### [Information shown]
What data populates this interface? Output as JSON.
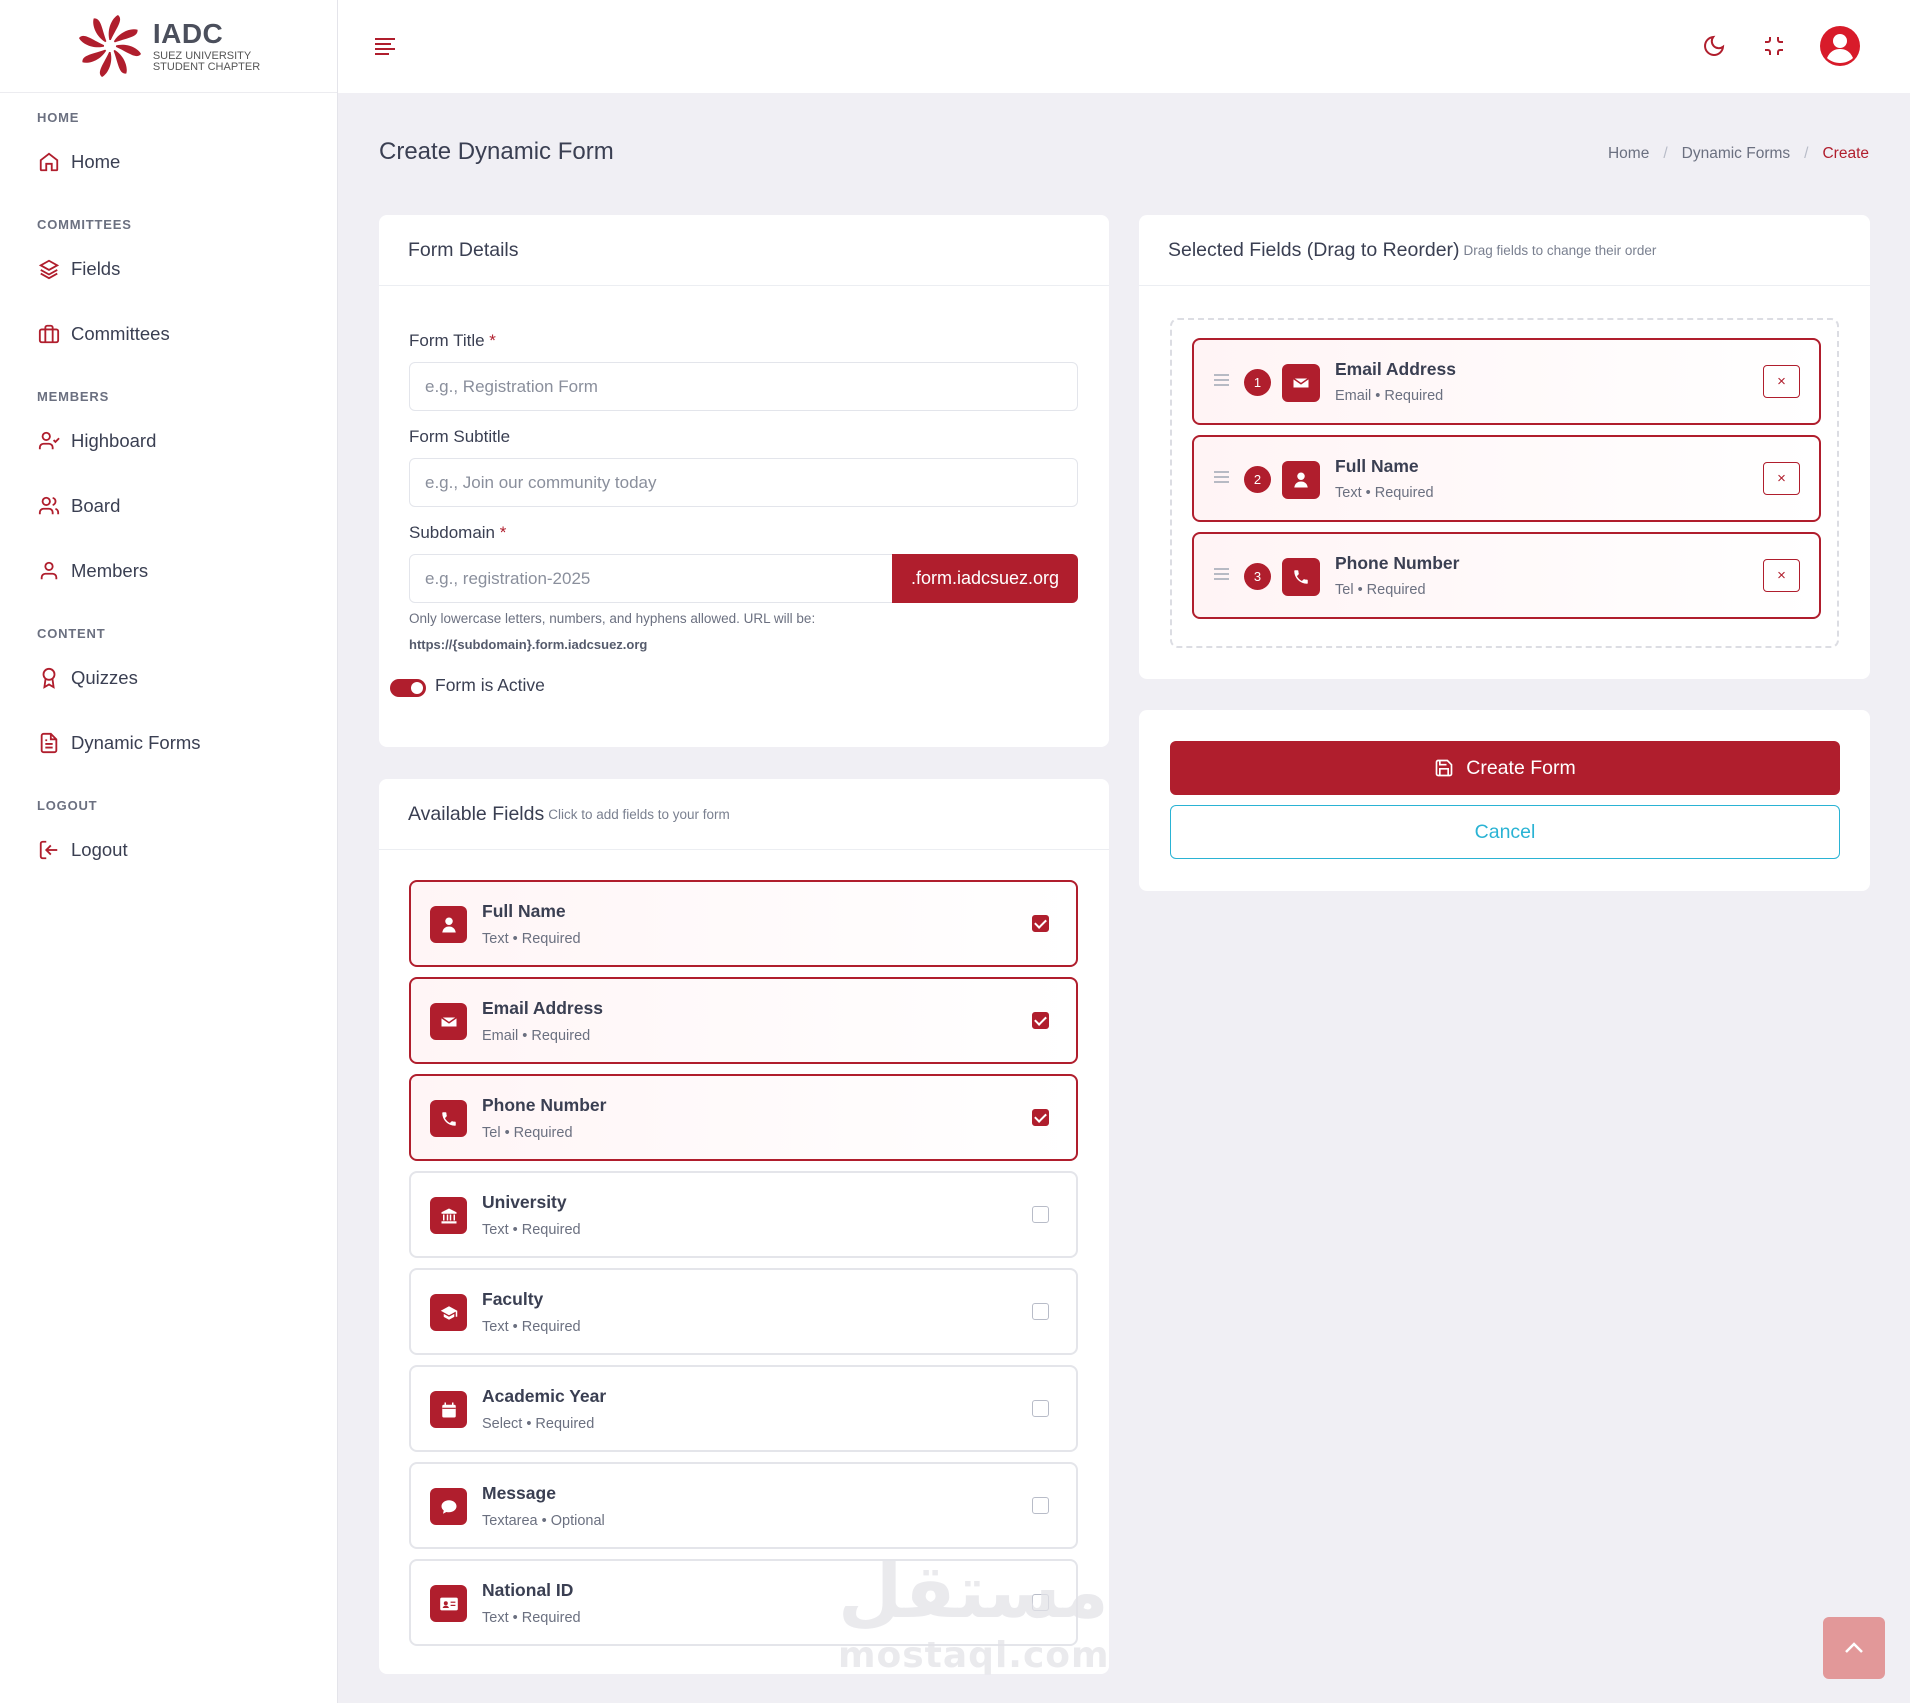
{
  "brand": {
    "title": "IADC",
    "line1": "SUEZ UNIVERSITY",
    "line2": "STUDENT CHAPTER"
  },
  "sidebar": {
    "sections": [
      {
        "title": "HOME",
        "items": [
          {
            "label": "Home",
            "icon": "home-icon"
          }
        ]
      },
      {
        "title": "COMMITTEES",
        "items": [
          {
            "label": "Fields",
            "icon": "layers-icon"
          },
          {
            "label": "Committees",
            "icon": "briefcase-icon"
          }
        ]
      },
      {
        "title": "MEMBERS",
        "items": [
          {
            "label": "Highboard",
            "icon": "user-check-icon"
          },
          {
            "label": "Board",
            "icon": "users-icon"
          },
          {
            "label": "Members",
            "icon": "user-icon"
          }
        ]
      },
      {
        "title": "CONTENT",
        "items": [
          {
            "label": "Quizzes",
            "icon": "award-icon"
          },
          {
            "label": "Dynamic Forms",
            "icon": "file-text-icon"
          }
        ]
      },
      {
        "title": "LOGOUT",
        "items": [
          {
            "label": "Logout",
            "icon": "logout-icon"
          }
        ]
      }
    ]
  },
  "page": {
    "title": "Create Dynamic Form",
    "breadcrumb": [
      "Home",
      "Dynamic Forms",
      "Create"
    ]
  },
  "form_details": {
    "title": "Form Details",
    "form_title_label": "Form Title",
    "form_title_placeholder": "e.g., Registration Form",
    "subtitle_label": "Form Subtitle",
    "subtitle_placeholder": "e.g., Join our community today",
    "subdomain_label": "Subdomain",
    "subdomain_placeholder": "e.g., registration-2025",
    "subdomain_suffix": ".form.iadcsuez.org",
    "help_line1": "Only lowercase letters, numbers, and hyphens allowed. URL will be:",
    "help_line2": "https://{subdomain}.form.iadcsuez.org",
    "active_label": "Form is Active",
    "required_mark": "*"
  },
  "available": {
    "title": "Available Fields",
    "hint": "Click to add fields to your form",
    "fields": [
      {
        "name": "Full Name",
        "meta": "Text • Required",
        "icon": "user-icon",
        "checked": true
      },
      {
        "name": "Email Address",
        "meta": "Email • Required",
        "icon": "envelope-icon",
        "checked": true
      },
      {
        "name": "Phone Number",
        "meta": "Tel • Required",
        "icon": "phone-icon",
        "checked": true
      },
      {
        "name": "University",
        "meta": "Text • Required",
        "icon": "university-icon",
        "checked": false
      },
      {
        "name": "Faculty",
        "meta": "Text • Required",
        "icon": "graduation-cap-icon",
        "checked": false
      },
      {
        "name": "Academic Year",
        "meta": "Select • Required",
        "icon": "calendar-icon",
        "checked": false
      },
      {
        "name": "Message",
        "meta": "Textarea • Optional",
        "icon": "comment-icon",
        "checked": false
      },
      {
        "name": "National ID",
        "meta": "Text • Required",
        "icon": "id-card-icon",
        "checked": false
      }
    ]
  },
  "selected": {
    "title": "Selected Fields (Drag to Reorder)",
    "hint": "Drag fields to change their order",
    "fields": [
      {
        "num": "1",
        "name": "Email Address",
        "meta": "Email • Required",
        "icon": "envelope-icon"
      },
      {
        "num": "2",
        "name": "Full Name",
        "meta": "Text • Required",
        "icon": "user-icon"
      },
      {
        "num": "3",
        "name": "Phone Number",
        "meta": "Tel • Required",
        "icon": "phone-icon"
      }
    ],
    "remove_label": "×"
  },
  "actions": {
    "create_label": "Create Form",
    "cancel_label": "Cancel"
  },
  "watermark": {
    "arabic": "مستقل",
    "latin": "mostaql.com"
  },
  "colors": {
    "accent": "#b01e2d",
    "info": "#2ab3d4",
    "background": "#f0eff4"
  }
}
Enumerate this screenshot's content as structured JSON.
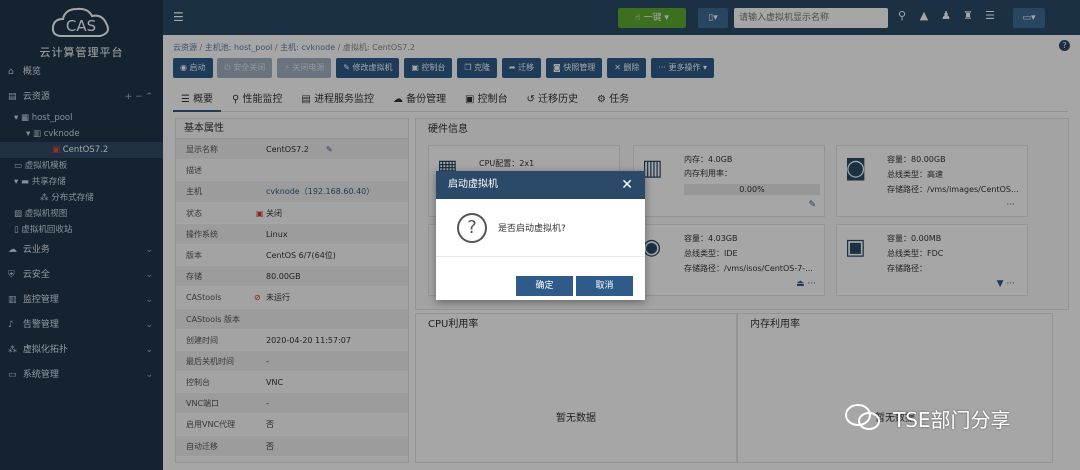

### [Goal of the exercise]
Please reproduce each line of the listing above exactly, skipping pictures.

### [Response to this task]
What data populates this interface? Output as JSON.
{
  "brand": {
    "title": "IADC",
    "line1": "SUEZ UNIVERSITY",
    "line2": "STUDENT CHAPTER"
  },
  "sidebar": {
    "sections": [
      {
        "title": "HOME",
        "items": [
          {
            "label": "Home",
            "icon": "home-icon"
          }
        ]
      },
      {
        "title": "COMMITTEES",
        "items": [
          {
            "label": "Fields",
            "icon": "layers-icon"
          },
          {
            "label": "Committees",
            "icon": "briefcase-icon"
          }
        ]
      },
      {
        "title": "MEMBERS",
        "items": [
          {
            "label": "Highboard",
            "icon": "user-check-icon"
          },
          {
            "label": "Board",
            "icon": "users-icon"
          },
          {
            "label": "Members",
            "icon": "user-icon"
          }
        ]
      },
      {
        "title": "CONTENT",
        "items": [
          {
            "label": "Quizzes",
            "icon": "award-icon"
          },
          {
            "label": "Dynamic Forms",
            "icon": "file-text-icon"
          }
        ]
      },
      {
        "title": "LOGOUT",
        "items": [
          {
            "label": "Logout",
            "icon": "logout-icon"
          }
        ]
      }
    ]
  },
  "page": {
    "title": "Create Dynamic Form",
    "breadcrumb": [
      "Home",
      "Dynamic Forms",
      "Create"
    ]
  },
  "form_details": {
    "title": "Form Details",
    "form_title_label": "Form Title",
    "form_title_placeholder": "e.g., Registration Form",
    "subtitle_label": "Form Subtitle",
    "subtitle_placeholder": "e.g., Join our community today",
    "subdomain_label": "Subdomain",
    "subdomain_placeholder": "e.g., registration-2025",
    "subdomain_suffix": ".form.iadcsuez.org",
    "help_line1": "Only lowercase letters, numbers, and hyphens allowed. URL will be:",
    "help_line2": "https://{subdomain}.form.iadcsuez.org",
    "active_label": "Form is Active",
    "required_mark": "*"
  },
  "available": {
    "title": "Available Fields",
    "hint": "Click to add fields to your form",
    "fields": [
      {
        "name": "Full Name",
        "meta": "Text • Required",
        "icon": "user-icon",
        "checked": true
      },
      {
        "name": "Email Address",
        "meta": "Email • Required",
        "icon": "envelope-icon",
        "checked": true
      },
      {
        "name": "Phone Number",
        "meta": "Tel • Required",
        "icon": "phone-icon",
        "checked": true
      },
      {
        "name": "University",
        "meta": "Text • Required",
        "icon": "university-icon",
        "checked": false
      },
      {
        "name": "Faculty",
        "meta": "Text • Required",
        "icon": "graduation-cap-icon",
        "checked": false
      },
      {
        "name": "Academic Year",
        "meta": "Select • Required",
        "icon": "calendar-icon",
        "checked": false
      },
      {
        "name": "Message",
        "meta": "Textarea • Optional",
        "icon": "comment-icon",
        "checked": false
      },
      {
        "name": "National ID",
        "meta": "Text • Required",
        "icon": "id-card-icon",
        "checked": false
      }
    ]
  },
  "selected": {
    "title": "Selected Fields (Drag to Reorder)",
    "hint": "Drag fields to change their order",
    "fields": [
      {
        "num": "1",
        "name": "Email Address",
        "meta": "Email • Required",
        "icon": "envelope-icon"
      },
      {
        "num": "2",
        "name": "Full Name",
        "meta": "Text • Required",
        "icon": "user-icon"
      },
      {
        "num": "3",
        "name": "Phone Number",
        "meta": "Tel • Required",
        "icon": "phone-icon"
      }
    ],
    "remove_label": "×"
  },
  "actions": {
    "create_label": "Create Form",
    "cancel_label": "Cancel"
  },
  "watermark": {
    "arabic": "مستقل",
    "latin": "mostaql.com"
  },
  "colors": {
    "accent": "#b01e2d",
    "info": "#2ab3d4",
    "background": "#f0eff4"
  }
}
Enumerate this screenshot's content as structured JSON.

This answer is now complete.